- _Task statement_
Keep the text of the data exactly as it is and omit each picture from the copy.

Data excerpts

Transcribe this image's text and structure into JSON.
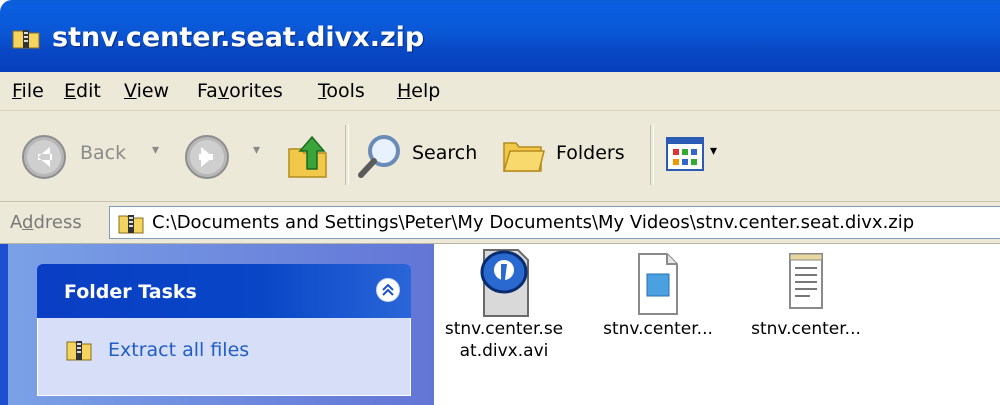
{
  "window": {
    "title": "stnv.center.seat.divx.zip",
    "icon": "zip-folder-icon"
  },
  "menu": [
    {
      "key": "file",
      "first": "F",
      "rest": "ile"
    },
    {
      "key": "edit",
      "first": "E",
      "rest": "dit"
    },
    {
      "key": "view",
      "first": "V",
      "rest": "iew"
    },
    {
      "key": "favorites",
      "first": "Fa",
      "u": "v",
      "rest": "orites"
    },
    {
      "key": "tools",
      "first": "T",
      "rest": "ools"
    },
    {
      "key": "help",
      "first": "H",
      "rest": "elp"
    }
  ],
  "toolbar": {
    "back_label": "Back",
    "search_label": "Search",
    "folders_label": "Folders"
  },
  "address": {
    "label": "Address",
    "label_underline": "d",
    "path": "C:\\Documents and Settings\\Peter\\My Documents\\My Videos\\stnv.center.seat.divx.zip"
  },
  "tasks": {
    "header": "Folder Tasks",
    "items": [
      {
        "label": "Extract all files",
        "icon": "zip-folder-icon"
      }
    ]
  },
  "files": [
    {
      "label": "stnv.center.se\nat.divx.avi",
      "icon": "realplayer-icon"
    },
    {
      "label": "stnv.center...",
      "icon": "image-file-icon"
    },
    {
      "label": "stnv.center...",
      "icon": "text-file-icon"
    }
  ]
}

- _Exercise output_
Transcribe this image's text and structure into JSON.
{
  "window": {
    "title": "stnv.center.seat.divx.zip",
    "icon": "zip-folder-icon"
  },
  "menu": [
    {
      "key": "file",
      "first": "F",
      "rest": "ile"
    },
    {
      "key": "edit",
      "first": "E",
      "rest": "dit"
    },
    {
      "key": "view",
      "first": "V",
      "rest": "iew"
    },
    {
      "key": "favorites",
      "first": "Fa",
      "u": "v",
      "rest": "orites"
    },
    {
      "key": "tools",
      "first": "T",
      "rest": "ools"
    },
    {
      "key": "help",
      "first": "H",
      "rest": "elp"
    }
  ],
  "toolbar": {
    "back_label": "Back",
    "search_label": "Search",
    "folders_label": "Folders"
  },
  "address": {
    "label": "Address",
    "label_underline": "d",
    "path": "C:\\Documents and Settings\\Peter\\My Documents\\My Videos\\stnv.center.seat.divx.zip"
  },
  "tasks": {
    "header": "Folder Tasks",
    "items": [
      {
        "label": "Extract all files",
        "icon": "zip-folder-icon"
      }
    ]
  },
  "files": [
    {
      "label": "stnv.center.se\nat.divx.avi",
      "icon": "realplayer-icon"
    },
    {
      "label": "stnv.center...",
      "icon": "image-file-icon"
    },
    {
      "label": "stnv.center...",
      "icon": "text-file-icon"
    }
  ]
}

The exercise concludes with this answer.